On Tuesday night, the Falls Church School Board unanimously approved its advertised budget for the 2020-2021 school year. Reflecting an investment in students, staff, and schools, the budget includes a step increase for eligible employees and a 1 percent cost of living adjustment (COLA) for all FCCPS staff members. The budget is identical to Superintendent Peter Noonan’s proposed budget that he announced a month earlier.
The $54.6 million budget, which now heads to the Falls Church City Council for approval, falls within the 3.1 percent budget guidance (for the second year in a row) and seeking a City appropriation of $44.6 million.
The approved budget motion also includes the addition of 50 percent of any additional general government tax revenue above last December’s projections in accordance with an informal revenue sharing understanding with the City. According to F.C. City Manager Wyatt Shields, the increase over projections from December nets 0.4 percent, from the 3.1 projection to a 3.5 percent actual.
Tuesday, the School Board also approved a Food Service budget of $1.1 million and a Community Service Fund Budget in the amount of $2.4 million.
With the budget having been worked out so smoothly this season, attention turns back to the construction of the new George Mason High School, which is still on schedule for completion by next December.
A critical inflection point in the process comes tomorrow, when the traditional “topping off” celebration for a new building construction will occur. All the construction teams are invited to a free lunch to celebrate the point at which the building is covered at the top, which can accelerate the remaining construction below.
Following that, on Saturday morning, the School Board and F.C. City Council will be invited to a hard-hat tour of the project’s progress to date, which will begin at the site at 10:30 a.m.
As for the budget approved Tuesday, Superintendent Noonan told the News-Press in an interview Wednesday that he is delighted with the overall community cooperation that contributed to the good “needs-based budget” coming in under Council guidance and its ability to retain the best teachers and staff. “It is a great community whose families are so dedicated to acting on behalf of the kids,” he said.
Included in the School Board’s FY21 advertised budget are the following:
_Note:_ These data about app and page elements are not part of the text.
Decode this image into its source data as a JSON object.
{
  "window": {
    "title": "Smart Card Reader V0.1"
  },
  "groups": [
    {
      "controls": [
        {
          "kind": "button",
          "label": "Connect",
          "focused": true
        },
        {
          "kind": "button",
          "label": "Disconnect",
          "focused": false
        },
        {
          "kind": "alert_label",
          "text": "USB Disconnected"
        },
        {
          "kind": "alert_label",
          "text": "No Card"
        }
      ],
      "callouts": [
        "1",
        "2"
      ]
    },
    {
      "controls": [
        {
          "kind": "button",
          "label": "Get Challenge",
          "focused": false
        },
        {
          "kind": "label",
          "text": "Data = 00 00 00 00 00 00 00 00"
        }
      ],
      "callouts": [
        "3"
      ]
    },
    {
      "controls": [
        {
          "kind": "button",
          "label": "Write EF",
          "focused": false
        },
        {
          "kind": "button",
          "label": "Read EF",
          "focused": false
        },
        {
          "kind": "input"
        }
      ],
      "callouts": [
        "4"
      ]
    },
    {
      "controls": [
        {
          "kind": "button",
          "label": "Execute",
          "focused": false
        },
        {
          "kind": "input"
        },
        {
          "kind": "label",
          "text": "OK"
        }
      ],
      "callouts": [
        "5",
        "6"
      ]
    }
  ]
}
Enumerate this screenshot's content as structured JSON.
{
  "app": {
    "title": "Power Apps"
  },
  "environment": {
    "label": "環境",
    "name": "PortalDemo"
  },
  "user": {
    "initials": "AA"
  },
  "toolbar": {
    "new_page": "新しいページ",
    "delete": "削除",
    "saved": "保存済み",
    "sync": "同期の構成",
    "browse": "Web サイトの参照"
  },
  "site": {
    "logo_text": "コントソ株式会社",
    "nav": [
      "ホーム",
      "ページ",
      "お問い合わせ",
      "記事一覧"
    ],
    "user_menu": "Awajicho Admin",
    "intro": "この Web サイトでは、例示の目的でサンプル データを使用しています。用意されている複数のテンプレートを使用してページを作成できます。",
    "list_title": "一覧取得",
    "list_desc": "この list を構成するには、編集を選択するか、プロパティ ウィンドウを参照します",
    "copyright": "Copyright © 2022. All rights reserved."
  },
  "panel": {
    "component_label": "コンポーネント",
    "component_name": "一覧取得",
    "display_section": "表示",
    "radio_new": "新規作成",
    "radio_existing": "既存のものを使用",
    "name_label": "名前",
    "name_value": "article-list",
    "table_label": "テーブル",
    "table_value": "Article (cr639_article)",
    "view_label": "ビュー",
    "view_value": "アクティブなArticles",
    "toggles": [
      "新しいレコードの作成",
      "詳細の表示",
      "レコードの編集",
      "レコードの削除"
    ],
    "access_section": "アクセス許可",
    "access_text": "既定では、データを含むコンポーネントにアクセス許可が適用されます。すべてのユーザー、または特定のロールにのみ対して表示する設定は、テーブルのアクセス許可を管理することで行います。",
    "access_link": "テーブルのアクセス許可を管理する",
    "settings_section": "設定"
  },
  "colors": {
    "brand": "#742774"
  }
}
• A step increase for eligible staff
• A one percent Cost of Living Adjustment for all FCCPS staff
• An additional IB Middle Years Programme coordinator (one each for MEH and GM)
• A pre K-12 English/Language Arts coordinator to support teachers and students
• One social worker to support student’s emotional health and well-being
• Increasing the Clinic Aide/Office Staff position at Jessie Thackrey to full time
• Three new custodial positions to help maintain the additional square footage of the new high school, which, this time next year, will be open and running.
Wyatt Shields, the Falls Church City Manager, will fold the School Board request into his overall City operations budget proposal for FY21 that he will present to the Council on March 9. The Council will adopt that budget, with modifications on April 27 and the School Board will then vote on final adoption of its budget on May 5.
Among the things not included in the budget are 14 items, Noonan said, that are now being prioritized by the School Board in anticipation of some additional revenue sharing funds coming from the City over the next year.
“We are looking at a paraprofessional for special education programs, and additional reading and math teachers,” he said. He noted that programs listed as “unfunded” in last year’s budget all found their way into this year’s to be included.